YOUR ASSIGNMENT = In the lines below, look for "label". Copy each line where it appears.

[Data records for software interfaces]
----------------------------------------

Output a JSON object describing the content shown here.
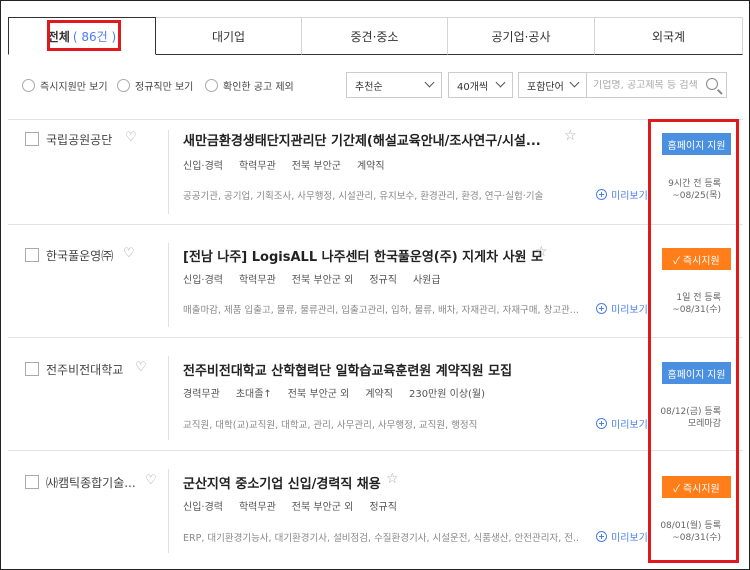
{
  "tabs": [
    {
      "label": "전체",
      "count": "( 86건 )",
      "active": true
    },
    {
      "label": "대기업"
    },
    {
      "label": "중견·중소"
    },
    {
      "label": "공기업·공사"
    },
    {
      "label": "외국계"
    }
  ],
  "filters": {
    "instant_only": "즉시지원만 보기",
    "regular_only": "정규직만 보기",
    "exclude_viewed": "확인한 공고 제외",
    "sort": "추천순",
    "per_page": "40개씩",
    "keyword_mode": "포함단어",
    "search_placeholder": "기업명, 공고제목 등 검색"
  },
  "listings": [
    {
      "company": "국립공원공단",
      "title": "새만금환경생태단지관리단 기간제(해설교육안내/조사연구/시설...",
      "meta": [
        "신입·경력",
        "학력무관",
        "전북 부안군",
        "계약직"
      ],
      "tags": "공공기관, 공기업, 기획조사, 사무행정, 시설관리, 유지보수, 환경관리, 환경, 연구·실험·기술",
      "preview": "미리보기",
      "button": "홈페이지 지원",
      "button_type": "blue",
      "posted": "9시간 전 등록",
      "deadline": "~08/25(목)"
    },
    {
      "company": "한국풀운영㈜",
      "title": "[전남 나주] LogisALL 나주센터 한국풀운영(주) 지게차 사원 모집",
      "meta": [
        "신입·경력",
        "학력무관",
        "전북 부안군 외",
        "정규직",
        "사원급"
      ],
      "tags": "매출마감, 제품 입출고, 물류, 물류관리, 입출고관리, 입하, 물류, 배차, 자재관리, 자재구매, 창고관...",
      "preview": "미리보기",
      "button": "✓ 즉시지원",
      "button_type": "orange",
      "posted": "1일 전 등록",
      "deadline": "~08/31(수)"
    },
    {
      "company": "전주비전대학교",
      "title": "전주비전대학교 산학협력단 일학습교육훈련원 계약직원 모집",
      "meta": [
        "경력무관",
        "초대졸↑",
        "전북 부안군 외",
        "계약직",
        "230만원 이상(월)"
      ],
      "tags": "교직원, 대학(교)교직원, 대학교, 관리, 사무관리, 사무행정, 교직원, 행정직",
      "preview": "미리보기",
      "button": "홈페이지 지원",
      "button_type": "blue",
      "posted": "08/12(금) 등록",
      "deadline": "모레마감"
    },
    {
      "company": "㈔캠틱종합기술...",
      "title": "군산지역 중소기업 신입/경력직 채용",
      "meta": [
        "신입·경력",
        "학력무관",
        "전북 부안군 외",
        "정규직"
      ],
      "tags": "ERP, 대기환경기능사, 대기환경기사, 설비점검, 수질환경기사, 시설운전, 식품생산, 안전관리자, 전...",
      "preview": "미리보기",
      "button": "✓ 즉시지원",
      "button_type": "orange",
      "posted": "08/01(월) 등록",
      "deadline": "~08/31(수)"
    }
  ]
}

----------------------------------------

TASK ANSWER =
      "label": "전체",
      "label": "대기업"
      "label": "중견·중소"
      "label": "공기업·공사"
      "label": "외국계"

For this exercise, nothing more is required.